Given this new information, we can tentatively conclude that Janvier has the better argument. We can, at least, say with confidence that there is no simple homology between the mandibular arch and the posterior gill arches. Obviously they share some common ancestral structure. However, the basal structure seems more likely to have been the velar skeleton than an internal gill arch. The posterior arches differ because (a) they are hox-regulated (b) appear later in development (c) are developmentally linked more closely with the heart (as one might expect for gills) than the head ; and (d) at least the hyoid arch can be made to revert to the mandibular form by loss-of-function mutations. All things considered, this is a fairly strong set of indicators that the posterior arches are derived from a velar "arch," which has never had a respiratory function.
 One wonders if the prevalence of this type of predation in the Silurian might not be the true reason for the nearly universal adoption of dermal armor among early gnathostomes, as well as its near universal abandonment by the Late Mesozoic.

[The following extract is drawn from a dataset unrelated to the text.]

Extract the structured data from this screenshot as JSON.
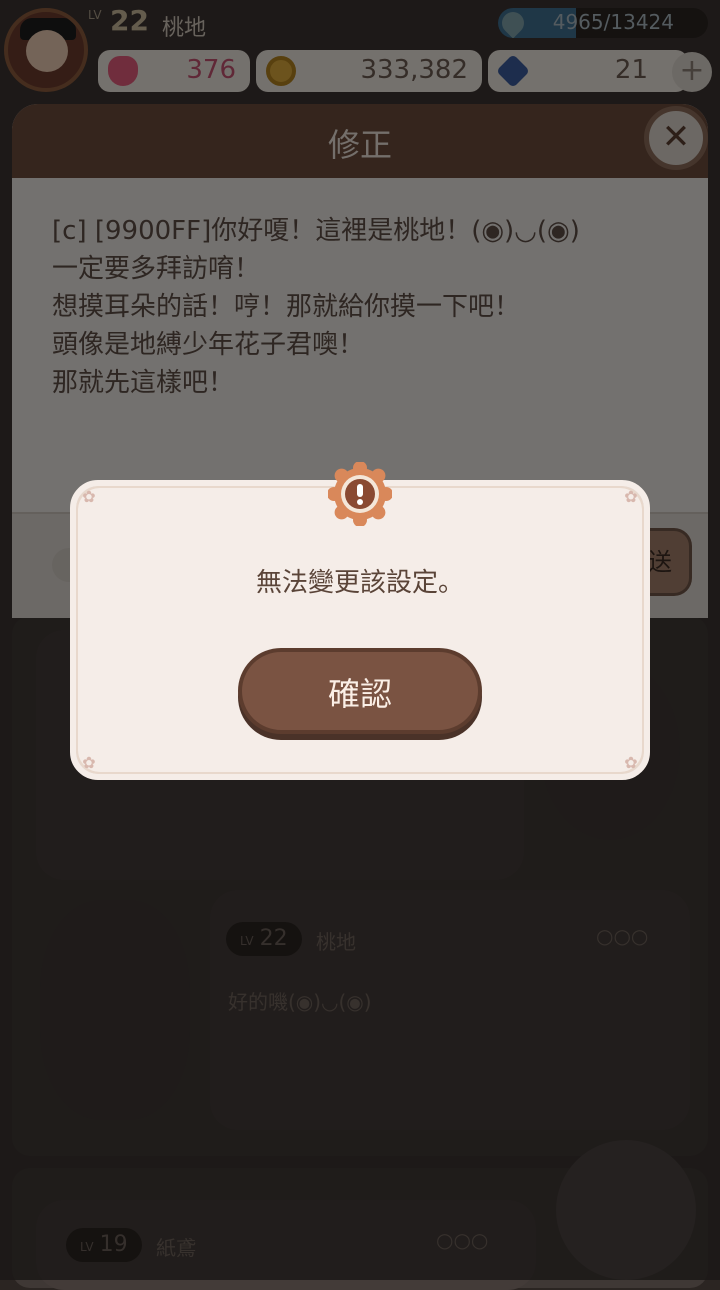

 This may be unfair. Janvier (1996) is of the opinion (contra Stensiö) that the osteostracan gill apparatus, whatever it may have been, was "floating" freely in the head shield, rather than being integrated in the cartilaginous matrix. However this may be, mechanical support would not seem to have been a major evolutionary constraint inside this blockhouse skull.
 Hagfish have a homologous cranial nerve, including a "mandibular" component; but I have not been able to determine what it innervates.
 Recall that the heart is a relatively late craniate development. The hagfish has several "hearts" and the atrium and ventricle of the post-branchial pump are cleanly separated.
|Page Back||Unit Home||Glossary||Page Top||Page Next|
all text placed in the public domain